> [WORK ITEM]: Line by line, check the data for the string "label" and state how many lines have it, nothing more.

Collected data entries
-=-=-=-=-
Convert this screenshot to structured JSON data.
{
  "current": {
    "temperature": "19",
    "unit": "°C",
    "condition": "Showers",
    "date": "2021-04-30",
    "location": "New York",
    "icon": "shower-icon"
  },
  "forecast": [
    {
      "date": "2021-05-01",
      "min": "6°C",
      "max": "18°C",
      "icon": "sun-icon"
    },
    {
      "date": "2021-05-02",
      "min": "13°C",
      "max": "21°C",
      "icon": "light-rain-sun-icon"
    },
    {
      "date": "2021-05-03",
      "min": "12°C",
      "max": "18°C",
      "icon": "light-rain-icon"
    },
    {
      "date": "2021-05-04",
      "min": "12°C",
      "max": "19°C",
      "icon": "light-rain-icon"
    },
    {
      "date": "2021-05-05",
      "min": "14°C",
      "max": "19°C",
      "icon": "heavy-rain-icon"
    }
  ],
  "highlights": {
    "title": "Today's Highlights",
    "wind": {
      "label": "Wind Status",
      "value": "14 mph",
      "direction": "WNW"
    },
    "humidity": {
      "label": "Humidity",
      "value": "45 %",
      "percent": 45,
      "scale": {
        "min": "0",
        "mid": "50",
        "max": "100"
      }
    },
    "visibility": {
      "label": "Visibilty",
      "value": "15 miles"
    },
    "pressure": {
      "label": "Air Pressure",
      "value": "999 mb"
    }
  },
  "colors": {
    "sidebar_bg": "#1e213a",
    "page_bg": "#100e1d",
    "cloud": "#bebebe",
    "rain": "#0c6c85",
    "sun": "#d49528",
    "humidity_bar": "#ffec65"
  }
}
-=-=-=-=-
> [YOUR SOLUTION]: 4